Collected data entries

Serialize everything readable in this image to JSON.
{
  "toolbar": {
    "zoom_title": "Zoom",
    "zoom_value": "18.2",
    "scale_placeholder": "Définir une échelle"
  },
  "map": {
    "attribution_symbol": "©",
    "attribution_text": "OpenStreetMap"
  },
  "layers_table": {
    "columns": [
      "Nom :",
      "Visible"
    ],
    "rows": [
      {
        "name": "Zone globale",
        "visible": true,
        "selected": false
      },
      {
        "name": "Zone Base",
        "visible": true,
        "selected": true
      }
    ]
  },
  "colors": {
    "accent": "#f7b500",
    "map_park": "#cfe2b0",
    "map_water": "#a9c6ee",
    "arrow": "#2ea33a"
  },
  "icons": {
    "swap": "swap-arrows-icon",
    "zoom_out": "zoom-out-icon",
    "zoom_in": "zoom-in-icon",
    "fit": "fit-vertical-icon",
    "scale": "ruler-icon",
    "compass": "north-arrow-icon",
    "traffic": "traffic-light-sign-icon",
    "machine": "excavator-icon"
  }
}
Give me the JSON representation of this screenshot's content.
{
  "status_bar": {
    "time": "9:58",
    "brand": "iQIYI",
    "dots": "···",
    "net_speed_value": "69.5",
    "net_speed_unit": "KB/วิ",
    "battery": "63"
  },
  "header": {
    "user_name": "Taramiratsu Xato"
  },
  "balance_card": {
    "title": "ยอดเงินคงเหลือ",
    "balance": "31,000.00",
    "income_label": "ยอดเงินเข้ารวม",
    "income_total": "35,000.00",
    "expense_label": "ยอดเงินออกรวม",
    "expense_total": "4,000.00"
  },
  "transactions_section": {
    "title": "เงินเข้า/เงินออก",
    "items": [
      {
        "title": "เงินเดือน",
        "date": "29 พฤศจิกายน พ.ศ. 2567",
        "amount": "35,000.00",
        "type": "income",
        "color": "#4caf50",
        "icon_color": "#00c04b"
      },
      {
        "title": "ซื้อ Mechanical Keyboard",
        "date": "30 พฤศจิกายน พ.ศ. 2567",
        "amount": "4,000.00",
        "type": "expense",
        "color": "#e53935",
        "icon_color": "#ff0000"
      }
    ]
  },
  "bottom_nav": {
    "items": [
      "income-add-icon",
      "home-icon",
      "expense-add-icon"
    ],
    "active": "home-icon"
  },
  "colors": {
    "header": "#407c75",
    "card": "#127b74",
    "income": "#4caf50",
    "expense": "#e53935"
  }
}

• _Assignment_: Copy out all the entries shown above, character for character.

• _Answer to this exercise_:
Serialize everything readable in this image to JSON.
{
  "toolbar": {
    "zoom_title": "Zoom",
    "zoom_value": "18.2",
    "scale_placeholder": "Définir une échelle"
  },
  "map": {
    "attribution_symbol": "©",
    "attribution_text": "OpenStreetMap"
  },
  "layers_table": {
    "columns": [
      "Nom :",
      "Visible"
    ],
    "rows": [
      {
        "name": "Zone globale",
        "visible": true,
        "selected": false
      },
      {
        "name": "Zone Base",
        "visible": true,
        "selected": true
      }
    ]
  },
  "colors": {
    "accent": "#f7b500",
    "map_park": "#cfe2b0",
    "map_water": "#a9c6ee",
    "arrow": "#2ea33a"
  },
  "icons": {
    "swap": "swap-arrows-icon",
    "zoom_out": "zoom-out-icon",
    "zoom_in": "zoom-in-icon",
    "fit": "fit-vertical-icon",
    "scale": "ruler-icon",
    "compass": "north-arrow-icon",
    "traffic": "traffic-light-sign-icon",
    "machine": "excavator-icon"
  }
}
Give me the JSON representation of this screenshot's content.
{
  "status_bar": {
    "time": "9:58",
    "brand": "iQIYI",
    "dots": "···",
    "net_speed_value": "69.5",
    "net_speed_unit": "KB/วิ",
    "battery": "63"
  },
  "header": {
    "user_name": "Taramiratsu Xato"
  },
  "balance_card": {
    "title": "ยอดเงินคงเหลือ",
    "balance": "31,000.00",
    "income_label": "ยอดเงินเข้ารวม",
    "income_total": "35,000.00",
    "expense_label": "ยอดเงินออกรวม",
    "expense_total": "4,000.00"
  },
  "transactions_section": {
    "title": "เงินเข้า/เงินออก",
    "items": [
      {
        "title": "เงินเดือน",
        "date": "29 พฤศจิกายน พ.ศ. 2567",
        "amount": "35,000.00",
        "type": "income",
        "color": "#4caf50",
        "icon_color": "#00c04b"
      },
      {
        "title": "ซื้อ Mechanical Keyboard",
        "date": "30 พฤศจิกายน พ.ศ. 2567",
        "amount": "4,000.00",
        "type": "expense",
        "color": "#e53935",
        "icon_color": "#ff0000"
      }
    ]
  },
  "bottom_nav": {
    "items": [
      "income-add-icon",
      "home-icon",
      "expense-add-icon"
    ],
    "active": "home-icon"
  },
  "colors": {
    "header": "#407c75",
    "card": "#127b74",
    "income": "#4caf50",
    "expense": "#e53935"
  }
}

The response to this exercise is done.